Thursday, August 25, 2016

Sometimes history comes back to bite...

Our housewright neighbor Rick has been here for a few days, doing a little restorative surgery on our old house. When we bought the place, we anticipated some structural problems with a dwelling over a hundred twenty years old. Other than replacing the roof, the only major repairs we've faced are related to modifications and additions done since 2000. There is some kind of history lesson there.

Wednesday, August 24, 2016


A visitor from down the mountain was raving about the writers' retreat they had just escaped from. They said I should try it. I told them I've been on a writer's retreat since January, and I think I've finally gotten the hang of it.

Actually, I don't go to writers' retreats. I hear all I want to hear about how I ought to write from Editor.

Tuesday, August 23, 2016


Years ago, an old woman I met on a Tennessee mountain told me that there will be a snow in winter for every fog in August. I still keep tally of August fogs. It seems such a little while ago, I can still see her weathered face and brilliant smile and hear her breezy voice in my head.

Our times are brief as the seasons. Snow follows fog before we are ready for it, our years as transient as the lifting fog or the melting snow or the last flowers of a summer. We squander our days until we realize how few of them are left.

Our only constant is the present moment. We live our lives now, or never at all.

Monday, August 22, 2016

Our friend Clyde...

Clyde arrived right on schedule. He's pictured here being watched over by fearless garden dog Simon. In the afternoon we went out and tilled a bed for fall onions. Next morning we trimmed the grass down the hill along the street. It was like mowing hay - wish we could keep a goat.

Sunday, August 21, 2016

Some there are...

Some there are who claim writing is the loneliest vocation. I'm not one of them. Even in that deepest darkest hour just before dawn, a great cloud of characters gather round, and the air is full of voices and the rustlings of wings.

Writing books does require that one be still and quiet for significant stretches of time. It makes one a good listener. Some there are who say that is the first requirement of a proper friend.

Saturday, August 20, 2016

Those sleepy late-summer Saluda blues...

It happens every year about mid-way through August.

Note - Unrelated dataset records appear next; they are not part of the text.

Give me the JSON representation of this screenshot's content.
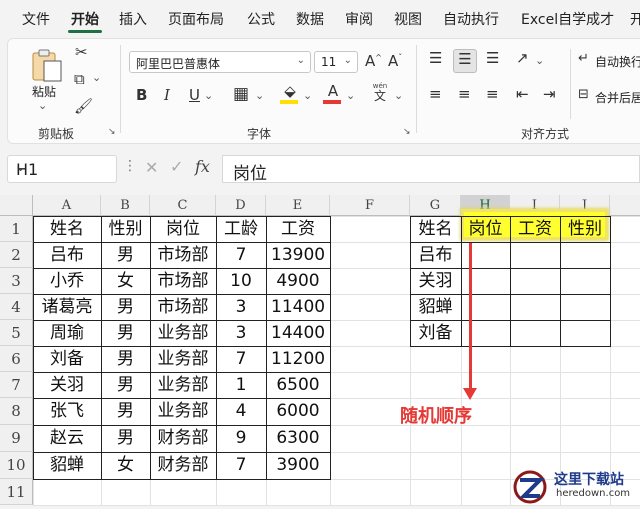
{
  "menu": {
    "tabs": [
      "文件",
      "开始",
      "插入",
      "页面布局",
      "公式",
      "数据",
      "审阅",
      "视图",
      "自动执行",
      "Excel自学成才",
      "开"
    ],
    "active": "开始"
  },
  "ribbon": {
    "paste_label": "粘贴",
    "clipboard_group": "剪贴板",
    "font_group": "字体",
    "align_group": "对齐方式",
    "font_name": "阿里巴巴普惠体",
    "font_size": "11",
    "bold": "B",
    "italic": "I",
    "underline": "U",
    "font_color_glyph": "A",
    "wen_glyph_top": "wén",
    "wen_glyph": "文",
    "grow_font": "A",
    "shrink_font": "A",
    "wrap_text": "自动换行",
    "merge_center": "合并后居",
    "colors": {
      "highlight": "#ffe000",
      "font_color": "#e53935"
    }
  },
  "formula_bar": {
    "name_box": "H1",
    "fx_label": "fx",
    "content": "岗位"
  },
  "sheet": {
    "columns": [
      "A",
      "B",
      "C",
      "D",
      "E",
      "F",
      "G",
      "H",
      "I",
      "J"
    ],
    "rows": [
      "1",
      "2",
      "3",
      "4",
      "5",
      "6",
      "7",
      "8",
      "9",
      "10",
      "11"
    ],
    "selected_cell": "H1",
    "main_table": {
      "header": [
        "姓名",
        "性别",
        "岗位",
        "工龄",
        "工资"
      ],
      "rows": [
        [
          "吕布",
          "男",
          "市场部",
          "7",
          "13900"
        ],
        [
          "小乔",
          "女",
          "市场部",
          "10",
          "4900"
        ],
        [
          "诸葛亮",
          "男",
          "市场部",
          "3",
          "11400"
        ],
        [
          "周瑜",
          "男",
          "业务部",
          "3",
          "14400"
        ],
        [
          "刘备",
          "男",
          "业务部",
          "7",
          "11200"
        ],
        [
          "关羽",
          "男",
          "业务部",
          "1",
          "6500"
        ],
        [
          "张飞",
          "男",
          "业务部",
          "4",
          "6000"
        ],
        [
          "赵云",
          "男",
          "财务部",
          "9",
          "6300"
        ],
        [
          "貂蝉",
          "女",
          "财务部",
          "7",
          "3900"
        ]
      ]
    },
    "lookup_table": {
      "header": [
        "姓名",
        "岗位",
        "工资",
        "性别"
      ],
      "names": [
        "吕布",
        "关羽",
        "貂蝉",
        "刘备"
      ]
    }
  },
  "annotation": {
    "text": "随机顺序",
    "color": "#e53935"
  },
  "watermark": {
    "title": "这里下载站",
    "url": "heredown.com"
  }
}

The thermometer pegs out just above 80 Fahrenheit by day and just below 70 at night. We might coast along this way for a couple of weeks or more than a month, maybe a shower in the afternoons, but most of the days drowning into that ever deeper Saluda blue until we finally break into fall.

The summer folk begin getting ready to truck back down the mountain and get the kids in school. The tourists start to thin out, the restaurants quieter and not so crowded. The food might be even better with the chefs less stressed.

A little slow and easy time before fall and the leaf-lookers, to think and take stock and be grateful for the new friends we've made and the old friends we still have. There are seasons within the seasons, the song of our years, the music of our lives.

Friday, August 19, 2016

Mighty Christian...

From The Summer Boy, published 2013 by Alfie Dog Fiction:

 On the hottest afternoon of the year, when the ridge-tops appeared vague and insubstantial in the blue haze of summer, Mary and her nephew worked together in her garden, picking okra. 

“I hate okra,” declared the boy, “It prickles so when it’s hot.” 

Mary’s smile collapsed into a laugh in spite of her valiant efforts to contain it, “You like it well enough pickled or fried. I love okra. When it is this hot, squash wilts in the shade, and peppers drop their blossoms before they set, but the heat just encourages my okra.” 

“Why’s that?” 

“Because it comes from Africa, where it is hot all the time, Africans were brought amongst our folk as slaves, and gave us okra. Now what think you of that?” 

Ben thought on it a moment; “I think that was mighty Christian of them.”
Mitchell, Henry. The Summer Boy (p. 10). Alfie Dog Fiction. Kindle Edition.
It's no accident that okra shows up early in my first novel. Okra is one of the favorite food groups at our table. We ran through all we'd pickled and brought up the mountain with us last winter, and since I didn't get the garden in by planting time for okra this spring, we had to go buy some or do without. Doing without was unthinkable.

We didn't have high hopes, but two miles down the road from our house, just by the interstate at the Saluda exit, we found our friend Dolf selling what may be the best pickled okra in the world. Certainly it is every bit as good as any the Main Muse and I have ever managed to put by over the years. He has some apples and peaches, too, straight from the orchard, also, honey, cider and other fine edibles and provisions too numerous and varied to mention short of writing a book about them. Here's a link.